The relationship between marital interaction behaviors and affective reactions to one's own and one's spouse's self-evaluation needs
Article first published online: 20 MAY 2005
Volume 3, Issue 3, pages 279–292, September 1996
How to Cite
MENDOLIA, M., BEACH, S. R. H. and TESSER, A. (1996), The relationship between marital interaction behaviors and affective reactions to one's own and one's spouse's self-evaluation needs. Personal Relationships, 3: 279–292. doi: 10.1111/j.1475-6811.1996.tb00117.x
The authors would like to thank Elaine Bond for her helpful comments on drafts of this manuscript, Richard Wakefield for his assistance in the collection of data, and Rick Crelia for his help in computer programming.
- Issue published online: 20 MAY 2005
- Article first published online: 20 MAY 2005

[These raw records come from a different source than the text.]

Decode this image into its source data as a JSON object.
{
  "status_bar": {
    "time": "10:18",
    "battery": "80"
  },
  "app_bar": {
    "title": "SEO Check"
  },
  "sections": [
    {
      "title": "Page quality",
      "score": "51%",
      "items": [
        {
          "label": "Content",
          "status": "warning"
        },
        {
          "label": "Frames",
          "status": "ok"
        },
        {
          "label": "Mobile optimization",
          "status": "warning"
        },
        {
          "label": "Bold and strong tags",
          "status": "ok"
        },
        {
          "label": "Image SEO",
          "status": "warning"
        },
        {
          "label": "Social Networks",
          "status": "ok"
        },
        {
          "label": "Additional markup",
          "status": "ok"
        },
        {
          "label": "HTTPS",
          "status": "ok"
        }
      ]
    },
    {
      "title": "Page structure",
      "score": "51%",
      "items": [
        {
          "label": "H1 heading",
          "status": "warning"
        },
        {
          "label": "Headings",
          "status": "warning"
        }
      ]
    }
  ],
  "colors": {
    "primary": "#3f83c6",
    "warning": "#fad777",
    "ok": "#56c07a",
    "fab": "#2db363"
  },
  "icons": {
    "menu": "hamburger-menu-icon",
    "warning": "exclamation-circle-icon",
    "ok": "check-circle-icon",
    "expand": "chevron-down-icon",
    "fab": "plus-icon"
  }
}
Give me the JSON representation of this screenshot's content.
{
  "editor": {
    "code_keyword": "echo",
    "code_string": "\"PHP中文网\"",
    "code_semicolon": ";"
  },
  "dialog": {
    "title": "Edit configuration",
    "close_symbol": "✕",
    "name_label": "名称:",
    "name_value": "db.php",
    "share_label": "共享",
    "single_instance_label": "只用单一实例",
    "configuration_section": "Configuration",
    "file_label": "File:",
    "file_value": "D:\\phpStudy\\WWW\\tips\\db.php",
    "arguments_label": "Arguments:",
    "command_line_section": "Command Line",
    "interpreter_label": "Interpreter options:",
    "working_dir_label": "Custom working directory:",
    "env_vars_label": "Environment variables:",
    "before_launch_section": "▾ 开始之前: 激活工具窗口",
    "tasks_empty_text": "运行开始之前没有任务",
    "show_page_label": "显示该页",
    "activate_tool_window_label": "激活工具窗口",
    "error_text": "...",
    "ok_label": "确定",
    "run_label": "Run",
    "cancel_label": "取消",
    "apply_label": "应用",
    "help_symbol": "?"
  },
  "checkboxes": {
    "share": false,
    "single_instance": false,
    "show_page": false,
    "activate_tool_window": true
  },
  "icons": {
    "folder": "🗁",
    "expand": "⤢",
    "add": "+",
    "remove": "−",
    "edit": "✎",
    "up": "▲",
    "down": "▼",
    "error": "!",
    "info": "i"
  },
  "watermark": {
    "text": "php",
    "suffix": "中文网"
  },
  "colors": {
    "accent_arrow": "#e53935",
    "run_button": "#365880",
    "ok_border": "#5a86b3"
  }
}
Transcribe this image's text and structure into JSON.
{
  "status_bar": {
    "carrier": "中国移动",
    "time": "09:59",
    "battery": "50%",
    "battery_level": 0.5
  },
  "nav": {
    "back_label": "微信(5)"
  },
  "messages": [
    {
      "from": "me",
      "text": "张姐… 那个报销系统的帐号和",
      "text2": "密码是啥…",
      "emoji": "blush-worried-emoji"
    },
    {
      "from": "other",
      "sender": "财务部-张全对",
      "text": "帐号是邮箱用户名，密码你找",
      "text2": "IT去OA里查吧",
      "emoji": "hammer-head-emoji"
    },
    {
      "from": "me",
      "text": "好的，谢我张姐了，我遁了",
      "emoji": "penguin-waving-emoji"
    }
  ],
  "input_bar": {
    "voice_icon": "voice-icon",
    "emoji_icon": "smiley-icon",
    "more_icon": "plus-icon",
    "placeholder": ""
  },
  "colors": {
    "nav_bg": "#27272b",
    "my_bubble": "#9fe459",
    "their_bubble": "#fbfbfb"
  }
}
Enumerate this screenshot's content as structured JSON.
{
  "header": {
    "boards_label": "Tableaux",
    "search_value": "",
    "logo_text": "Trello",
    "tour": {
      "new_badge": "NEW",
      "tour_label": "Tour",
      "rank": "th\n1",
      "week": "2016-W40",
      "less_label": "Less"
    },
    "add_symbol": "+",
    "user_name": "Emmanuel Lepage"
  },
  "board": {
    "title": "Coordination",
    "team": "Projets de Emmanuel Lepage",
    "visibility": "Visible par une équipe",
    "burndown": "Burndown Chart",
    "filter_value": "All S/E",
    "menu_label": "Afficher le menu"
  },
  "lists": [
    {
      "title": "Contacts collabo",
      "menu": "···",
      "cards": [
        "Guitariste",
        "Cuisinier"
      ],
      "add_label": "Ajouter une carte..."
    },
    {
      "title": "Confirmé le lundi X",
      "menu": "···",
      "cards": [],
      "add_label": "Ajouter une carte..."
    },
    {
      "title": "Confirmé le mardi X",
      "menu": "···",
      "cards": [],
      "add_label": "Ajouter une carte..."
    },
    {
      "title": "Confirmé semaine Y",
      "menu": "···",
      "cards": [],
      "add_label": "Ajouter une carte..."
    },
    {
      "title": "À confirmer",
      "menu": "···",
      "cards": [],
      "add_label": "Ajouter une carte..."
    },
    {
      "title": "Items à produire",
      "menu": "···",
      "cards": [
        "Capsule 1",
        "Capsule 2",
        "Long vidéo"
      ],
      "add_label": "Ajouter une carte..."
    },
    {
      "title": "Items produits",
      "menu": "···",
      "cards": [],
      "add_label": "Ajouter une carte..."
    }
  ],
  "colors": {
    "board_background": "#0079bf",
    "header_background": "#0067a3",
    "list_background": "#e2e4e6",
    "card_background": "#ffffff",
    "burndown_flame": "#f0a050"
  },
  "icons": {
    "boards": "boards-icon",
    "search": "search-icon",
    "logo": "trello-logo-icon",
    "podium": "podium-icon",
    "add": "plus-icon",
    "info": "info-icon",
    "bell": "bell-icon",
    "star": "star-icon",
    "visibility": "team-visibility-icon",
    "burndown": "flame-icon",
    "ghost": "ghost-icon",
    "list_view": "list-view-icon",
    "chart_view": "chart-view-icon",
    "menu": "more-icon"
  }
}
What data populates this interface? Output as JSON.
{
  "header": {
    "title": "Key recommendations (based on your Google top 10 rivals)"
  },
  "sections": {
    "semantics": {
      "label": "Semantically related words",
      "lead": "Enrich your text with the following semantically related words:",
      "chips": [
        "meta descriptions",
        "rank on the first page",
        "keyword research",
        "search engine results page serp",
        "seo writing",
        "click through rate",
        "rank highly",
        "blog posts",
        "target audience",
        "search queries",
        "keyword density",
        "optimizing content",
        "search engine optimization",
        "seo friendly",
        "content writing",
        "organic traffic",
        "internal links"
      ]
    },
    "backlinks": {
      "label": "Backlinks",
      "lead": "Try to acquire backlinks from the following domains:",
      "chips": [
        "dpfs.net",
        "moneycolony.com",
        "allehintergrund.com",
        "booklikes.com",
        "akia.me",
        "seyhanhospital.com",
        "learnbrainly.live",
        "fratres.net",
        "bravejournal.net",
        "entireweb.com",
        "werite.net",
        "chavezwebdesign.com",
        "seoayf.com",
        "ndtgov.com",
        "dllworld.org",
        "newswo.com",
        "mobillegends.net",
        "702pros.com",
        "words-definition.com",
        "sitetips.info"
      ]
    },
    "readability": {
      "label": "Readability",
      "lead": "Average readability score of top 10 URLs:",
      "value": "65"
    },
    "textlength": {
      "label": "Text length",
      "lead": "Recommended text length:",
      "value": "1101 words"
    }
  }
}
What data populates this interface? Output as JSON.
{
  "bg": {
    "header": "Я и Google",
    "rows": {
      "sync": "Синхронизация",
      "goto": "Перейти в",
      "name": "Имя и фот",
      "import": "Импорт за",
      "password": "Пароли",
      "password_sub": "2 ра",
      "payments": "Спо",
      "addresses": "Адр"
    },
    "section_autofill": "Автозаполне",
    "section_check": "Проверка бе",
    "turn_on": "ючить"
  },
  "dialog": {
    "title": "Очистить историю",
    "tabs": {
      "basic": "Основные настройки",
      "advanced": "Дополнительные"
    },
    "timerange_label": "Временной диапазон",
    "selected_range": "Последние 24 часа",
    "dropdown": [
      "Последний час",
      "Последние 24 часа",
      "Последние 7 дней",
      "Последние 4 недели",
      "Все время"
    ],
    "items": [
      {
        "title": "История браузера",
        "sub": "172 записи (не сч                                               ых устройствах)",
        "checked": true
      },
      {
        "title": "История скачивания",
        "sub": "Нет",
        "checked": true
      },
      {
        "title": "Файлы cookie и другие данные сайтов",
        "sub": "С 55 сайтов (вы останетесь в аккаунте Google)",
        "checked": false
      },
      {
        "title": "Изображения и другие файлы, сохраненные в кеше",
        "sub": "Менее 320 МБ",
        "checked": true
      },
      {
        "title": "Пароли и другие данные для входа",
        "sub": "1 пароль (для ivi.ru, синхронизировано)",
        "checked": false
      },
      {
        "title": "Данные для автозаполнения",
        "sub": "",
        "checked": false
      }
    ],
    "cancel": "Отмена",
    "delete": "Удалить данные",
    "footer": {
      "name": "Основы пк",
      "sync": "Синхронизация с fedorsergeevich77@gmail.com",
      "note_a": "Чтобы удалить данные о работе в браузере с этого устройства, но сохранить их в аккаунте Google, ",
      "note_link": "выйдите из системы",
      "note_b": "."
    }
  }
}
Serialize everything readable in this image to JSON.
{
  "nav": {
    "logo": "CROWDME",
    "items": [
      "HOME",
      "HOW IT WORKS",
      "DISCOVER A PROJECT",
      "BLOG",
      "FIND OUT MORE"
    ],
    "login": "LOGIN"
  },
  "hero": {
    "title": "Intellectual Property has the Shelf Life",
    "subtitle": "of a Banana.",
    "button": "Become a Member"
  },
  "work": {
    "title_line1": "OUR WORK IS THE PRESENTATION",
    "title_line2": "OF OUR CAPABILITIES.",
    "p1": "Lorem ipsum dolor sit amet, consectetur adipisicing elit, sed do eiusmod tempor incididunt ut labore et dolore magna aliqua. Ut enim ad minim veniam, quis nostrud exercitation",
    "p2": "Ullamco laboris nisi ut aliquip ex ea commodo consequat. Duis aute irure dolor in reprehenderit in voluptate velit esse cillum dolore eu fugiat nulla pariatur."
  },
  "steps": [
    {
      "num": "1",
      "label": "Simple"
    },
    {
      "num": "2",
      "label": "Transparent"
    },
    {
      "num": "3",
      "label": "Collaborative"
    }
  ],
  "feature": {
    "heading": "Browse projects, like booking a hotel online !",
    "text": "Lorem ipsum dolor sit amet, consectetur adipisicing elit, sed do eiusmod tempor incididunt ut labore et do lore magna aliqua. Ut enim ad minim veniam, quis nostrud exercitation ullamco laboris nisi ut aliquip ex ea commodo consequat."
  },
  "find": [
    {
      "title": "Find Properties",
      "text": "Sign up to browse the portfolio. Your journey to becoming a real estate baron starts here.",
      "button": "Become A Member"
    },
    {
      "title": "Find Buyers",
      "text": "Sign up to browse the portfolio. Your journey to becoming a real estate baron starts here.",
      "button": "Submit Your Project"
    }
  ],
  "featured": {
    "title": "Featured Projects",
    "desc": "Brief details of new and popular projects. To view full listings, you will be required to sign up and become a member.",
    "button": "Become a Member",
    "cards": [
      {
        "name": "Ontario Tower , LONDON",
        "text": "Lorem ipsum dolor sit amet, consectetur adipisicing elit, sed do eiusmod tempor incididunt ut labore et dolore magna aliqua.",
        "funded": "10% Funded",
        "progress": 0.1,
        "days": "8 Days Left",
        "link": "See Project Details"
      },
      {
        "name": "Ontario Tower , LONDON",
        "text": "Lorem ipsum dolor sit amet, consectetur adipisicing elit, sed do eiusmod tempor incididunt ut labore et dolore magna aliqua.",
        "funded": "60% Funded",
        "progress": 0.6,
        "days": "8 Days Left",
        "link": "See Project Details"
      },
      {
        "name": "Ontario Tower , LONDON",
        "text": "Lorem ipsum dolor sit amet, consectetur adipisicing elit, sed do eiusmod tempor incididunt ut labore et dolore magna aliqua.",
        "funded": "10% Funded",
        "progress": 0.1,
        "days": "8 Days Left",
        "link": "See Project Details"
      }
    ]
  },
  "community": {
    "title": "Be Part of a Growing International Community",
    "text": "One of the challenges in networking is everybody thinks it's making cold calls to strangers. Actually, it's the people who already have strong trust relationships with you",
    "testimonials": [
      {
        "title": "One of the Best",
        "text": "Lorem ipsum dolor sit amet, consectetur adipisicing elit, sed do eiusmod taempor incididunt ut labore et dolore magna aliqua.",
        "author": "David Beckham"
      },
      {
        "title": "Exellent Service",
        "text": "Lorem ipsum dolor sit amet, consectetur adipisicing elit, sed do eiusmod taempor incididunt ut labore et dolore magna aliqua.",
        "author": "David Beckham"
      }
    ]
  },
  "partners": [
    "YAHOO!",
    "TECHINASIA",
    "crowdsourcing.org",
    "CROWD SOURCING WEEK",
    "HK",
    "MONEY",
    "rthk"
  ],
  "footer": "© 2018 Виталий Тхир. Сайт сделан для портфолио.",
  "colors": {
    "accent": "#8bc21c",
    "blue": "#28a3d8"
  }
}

A recent extension (Beach, & Tesser, 1993) of Tesser's self-evaluation maintenance model (SEM: Tesser, 1988) proposed that a person's motivation to feel good about the self, and his or her concern for the partner's need to feel good about the self, can affect the couple's interaction behavior. In the present study, individual differences in the motivation to maintain one's own and one's partner's SEM needs are used to predict the couple's problem-solving discussion behaviors. Fifty-three married couples were videotaped for 20 minutes while discussing an important relationship issue on which there was disagreement. From these video records, husbands' and wives' favorable and unfavorable discussion behaviors were coded. During a subsequent session, couples reported their affective reactions to a number of SEM scenarios recalled from memory, which were used to create an individual difference measure representing the strength in motivation to maintain one's own and one's partner's self-evaluation needs. In general, husbands' and wives' responsiveness to their partners' SEM needs was associated with favorable interaction behavior, whereas responsiveness to one's own SEM needs was associated with unfavorable interaction behavior. The results of this study suggest that the extended SEM model provides an experimental framework that incorporates research directed at both the elucidation of individual differences and the examination of the couple as a unit.